Jul 7, 2017

A pioneering figure in Iowa politics has died.

Willie Stevenson Glanton
Credit Iowa Department of Human Rights

Willie Stevenson Glanton. was the first black woman elected to the Iowa Legislature. It was in 1964, at a time when the American civil rights movement was gaining momentum. Glanton was raised in Hot Springs, Ark. During a 2011 interview with Iowa Public Radio, she recalled the influence her politically active parents had on her life.

“I guess I just grew up with the idea politics is part of your life if you’re going to make it, especially if you’re black or there is some other thing people think is an impediment, you know,” she said.

Glanton was joined in the Iowa House in 1964 by another African-American, James Jackson of Waterloo.
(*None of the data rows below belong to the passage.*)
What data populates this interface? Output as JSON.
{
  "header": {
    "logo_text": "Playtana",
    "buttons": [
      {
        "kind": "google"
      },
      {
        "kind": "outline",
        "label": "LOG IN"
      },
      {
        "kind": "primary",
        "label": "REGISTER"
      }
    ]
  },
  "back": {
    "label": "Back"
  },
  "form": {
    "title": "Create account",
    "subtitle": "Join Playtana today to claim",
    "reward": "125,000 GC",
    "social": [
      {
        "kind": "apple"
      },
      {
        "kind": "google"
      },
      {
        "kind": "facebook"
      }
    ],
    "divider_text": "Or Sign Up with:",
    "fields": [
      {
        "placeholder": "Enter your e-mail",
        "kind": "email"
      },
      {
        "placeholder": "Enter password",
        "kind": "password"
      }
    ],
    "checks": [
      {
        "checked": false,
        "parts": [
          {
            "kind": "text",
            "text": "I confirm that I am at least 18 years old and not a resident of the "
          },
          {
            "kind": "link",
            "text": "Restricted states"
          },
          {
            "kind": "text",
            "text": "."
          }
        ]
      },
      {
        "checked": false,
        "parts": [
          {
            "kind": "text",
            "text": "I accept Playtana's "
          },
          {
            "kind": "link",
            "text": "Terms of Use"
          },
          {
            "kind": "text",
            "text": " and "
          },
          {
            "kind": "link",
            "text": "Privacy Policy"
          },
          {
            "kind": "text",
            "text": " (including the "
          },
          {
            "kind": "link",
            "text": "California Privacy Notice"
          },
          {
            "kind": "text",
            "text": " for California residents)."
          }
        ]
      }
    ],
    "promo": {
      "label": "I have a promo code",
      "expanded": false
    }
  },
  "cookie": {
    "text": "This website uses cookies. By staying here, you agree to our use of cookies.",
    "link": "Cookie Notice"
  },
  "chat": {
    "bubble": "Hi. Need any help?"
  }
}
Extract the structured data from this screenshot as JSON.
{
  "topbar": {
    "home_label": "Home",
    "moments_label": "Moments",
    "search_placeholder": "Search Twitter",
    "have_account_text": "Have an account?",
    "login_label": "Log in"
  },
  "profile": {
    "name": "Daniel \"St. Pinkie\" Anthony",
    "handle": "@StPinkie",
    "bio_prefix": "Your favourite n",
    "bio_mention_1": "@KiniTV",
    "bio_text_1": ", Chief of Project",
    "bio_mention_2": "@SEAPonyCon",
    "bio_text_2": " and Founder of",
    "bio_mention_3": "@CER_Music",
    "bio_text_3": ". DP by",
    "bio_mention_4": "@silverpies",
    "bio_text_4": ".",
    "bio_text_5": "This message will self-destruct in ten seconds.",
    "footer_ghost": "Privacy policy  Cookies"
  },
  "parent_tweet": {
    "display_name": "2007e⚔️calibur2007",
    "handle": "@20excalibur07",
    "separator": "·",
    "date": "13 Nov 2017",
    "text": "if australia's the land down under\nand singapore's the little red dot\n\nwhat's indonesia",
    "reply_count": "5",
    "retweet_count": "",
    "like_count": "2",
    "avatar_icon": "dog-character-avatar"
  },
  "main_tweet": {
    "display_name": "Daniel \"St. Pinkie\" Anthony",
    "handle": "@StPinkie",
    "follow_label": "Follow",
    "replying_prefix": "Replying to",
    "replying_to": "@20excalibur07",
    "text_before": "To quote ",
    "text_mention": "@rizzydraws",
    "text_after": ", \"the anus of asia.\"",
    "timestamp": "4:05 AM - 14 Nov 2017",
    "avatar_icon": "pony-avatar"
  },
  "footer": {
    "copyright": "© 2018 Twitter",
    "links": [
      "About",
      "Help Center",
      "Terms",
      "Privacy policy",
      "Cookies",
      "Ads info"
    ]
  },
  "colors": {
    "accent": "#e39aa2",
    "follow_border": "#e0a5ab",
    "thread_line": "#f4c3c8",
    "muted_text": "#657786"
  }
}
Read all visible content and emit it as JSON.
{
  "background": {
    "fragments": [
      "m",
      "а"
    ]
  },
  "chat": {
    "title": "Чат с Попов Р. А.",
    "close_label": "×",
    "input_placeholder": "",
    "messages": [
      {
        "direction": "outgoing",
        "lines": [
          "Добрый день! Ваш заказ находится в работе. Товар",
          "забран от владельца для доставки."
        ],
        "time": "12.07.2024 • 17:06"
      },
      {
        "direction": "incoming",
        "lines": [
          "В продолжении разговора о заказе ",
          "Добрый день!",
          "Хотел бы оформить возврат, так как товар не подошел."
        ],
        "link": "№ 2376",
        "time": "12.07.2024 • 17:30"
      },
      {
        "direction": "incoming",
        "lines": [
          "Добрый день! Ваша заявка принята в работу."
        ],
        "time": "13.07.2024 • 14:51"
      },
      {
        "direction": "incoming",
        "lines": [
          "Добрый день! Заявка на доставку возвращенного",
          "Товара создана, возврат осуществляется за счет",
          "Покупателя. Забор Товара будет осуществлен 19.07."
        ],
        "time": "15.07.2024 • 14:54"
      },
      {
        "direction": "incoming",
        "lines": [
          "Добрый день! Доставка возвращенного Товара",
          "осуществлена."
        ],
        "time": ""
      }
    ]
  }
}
She said it didn’t trouble her to be in such a small minority.

“You can’t worry about who’s not there," she said. "You worry about your getting there and how to get there and what it takes to get there.”          

Glanton served a single term in the Legislature. She went on to a number of other firsts – the first black attorney for the U.S. Small Business Administration, the first black assistant Polk County attorney, and the first black member of the Des Moines City Council. Her husband, Luther Glanton, was Iowa’s first black judge.

Willie Glanton died Thursday morning in Des Moines. She was 95 years old.